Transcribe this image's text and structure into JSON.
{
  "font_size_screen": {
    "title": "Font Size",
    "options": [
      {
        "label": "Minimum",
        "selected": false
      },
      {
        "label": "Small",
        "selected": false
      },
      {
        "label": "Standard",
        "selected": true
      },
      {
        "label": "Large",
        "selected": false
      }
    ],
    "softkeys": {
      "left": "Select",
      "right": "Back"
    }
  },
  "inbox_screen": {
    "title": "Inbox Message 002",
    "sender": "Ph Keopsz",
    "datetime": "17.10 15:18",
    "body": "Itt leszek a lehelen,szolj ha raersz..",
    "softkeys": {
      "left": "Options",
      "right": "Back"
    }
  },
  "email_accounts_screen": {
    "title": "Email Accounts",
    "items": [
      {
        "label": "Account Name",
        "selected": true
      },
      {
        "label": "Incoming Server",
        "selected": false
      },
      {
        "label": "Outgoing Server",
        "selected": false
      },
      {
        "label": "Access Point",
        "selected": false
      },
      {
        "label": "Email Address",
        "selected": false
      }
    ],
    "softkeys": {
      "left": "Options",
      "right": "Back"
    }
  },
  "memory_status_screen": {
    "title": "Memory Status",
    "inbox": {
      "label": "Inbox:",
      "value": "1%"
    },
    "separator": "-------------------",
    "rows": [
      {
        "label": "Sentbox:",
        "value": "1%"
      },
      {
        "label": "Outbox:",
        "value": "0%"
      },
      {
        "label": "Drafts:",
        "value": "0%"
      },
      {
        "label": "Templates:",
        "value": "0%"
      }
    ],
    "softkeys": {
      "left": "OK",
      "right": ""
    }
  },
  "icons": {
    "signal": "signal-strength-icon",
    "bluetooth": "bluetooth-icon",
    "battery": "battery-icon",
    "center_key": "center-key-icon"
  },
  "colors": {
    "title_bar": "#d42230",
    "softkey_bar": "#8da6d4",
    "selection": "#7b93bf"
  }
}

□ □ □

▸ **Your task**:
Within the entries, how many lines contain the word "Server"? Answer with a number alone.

▸ **Response**:
2